Big Ben bonged for Brexit after all (maybe) on January 1, and with it, the United Kingdom has formally left the European Union. A major trade deal was hammered out at the very last moment, but there’s one problem: Licensed architects from Europe can work in the U.K., but architects licensed in the U.K. are no longer recognized in 29 of the 30 European Economic Area (EEA) member states and Switzerland.
According to the Architects’ Journal, the failure comes from the expiration of the Mutual Recognition of Professional Qualifications (MRPQ) Directive (Directive 2005/36/EC), meaning that all U.K. jobs requiring professional accreditation, apart from lawyers, will no longer have those credentials recognized across the EEA.
An agreement between the U.K. block and Ireland has already been reached for mutual professional qualification recognition. Otherwise, architects looking to practice in an EEA state must demonstrate competency (i.e., licensure) on an individual country-by-country basis.
Additionally, U.K. citizens are now only allowed to visit the E.U. for 90 days before requiring a long-term immigration visa.

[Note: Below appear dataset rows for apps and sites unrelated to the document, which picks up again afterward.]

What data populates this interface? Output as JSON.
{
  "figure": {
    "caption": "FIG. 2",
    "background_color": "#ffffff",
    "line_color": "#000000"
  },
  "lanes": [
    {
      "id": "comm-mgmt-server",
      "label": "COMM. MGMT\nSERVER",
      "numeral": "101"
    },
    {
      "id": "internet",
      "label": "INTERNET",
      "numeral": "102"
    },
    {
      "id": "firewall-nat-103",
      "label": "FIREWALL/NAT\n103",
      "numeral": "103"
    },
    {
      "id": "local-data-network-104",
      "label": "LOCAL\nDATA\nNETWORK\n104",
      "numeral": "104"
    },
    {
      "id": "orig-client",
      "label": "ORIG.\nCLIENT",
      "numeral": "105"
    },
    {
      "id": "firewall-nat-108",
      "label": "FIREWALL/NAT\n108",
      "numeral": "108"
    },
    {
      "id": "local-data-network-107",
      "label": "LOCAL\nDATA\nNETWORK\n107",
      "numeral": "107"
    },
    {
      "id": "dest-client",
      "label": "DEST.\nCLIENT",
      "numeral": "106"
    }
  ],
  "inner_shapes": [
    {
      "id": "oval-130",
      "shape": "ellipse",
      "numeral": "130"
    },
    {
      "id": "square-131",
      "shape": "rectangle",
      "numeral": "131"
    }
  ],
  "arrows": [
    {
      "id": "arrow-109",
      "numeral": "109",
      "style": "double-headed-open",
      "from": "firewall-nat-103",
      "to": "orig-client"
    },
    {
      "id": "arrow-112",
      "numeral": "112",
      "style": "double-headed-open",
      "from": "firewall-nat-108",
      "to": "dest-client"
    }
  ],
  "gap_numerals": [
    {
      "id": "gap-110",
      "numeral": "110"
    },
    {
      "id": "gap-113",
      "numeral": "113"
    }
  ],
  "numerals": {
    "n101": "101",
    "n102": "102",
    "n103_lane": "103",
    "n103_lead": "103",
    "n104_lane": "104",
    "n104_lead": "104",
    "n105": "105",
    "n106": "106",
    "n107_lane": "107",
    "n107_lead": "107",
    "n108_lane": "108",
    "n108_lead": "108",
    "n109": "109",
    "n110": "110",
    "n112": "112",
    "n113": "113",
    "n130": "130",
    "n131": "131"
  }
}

At the time of writing, the U.K.’s Ministry of Housing Communities and Local Government is currently reviewing the interim arrangement while they try to hammer out a final arrangement, and is actively seeking input until January 22.
Of course, this move wasn’t without fair warning; the Royal Institute of British Architects (RIBA) and the Architects Registration Board (ARB, responsible for the actual licensure) have been warning practitioners for months that Brexit would upend their practices and hoped their members would plan accordingly.
The ARB has also put together a comprehensive “E.U. Exit” page to help U.K.-based architects navigate the now convoluted process of operating internationally and will also be weighing in as the government decides on a future system of mutual recognition among European architects.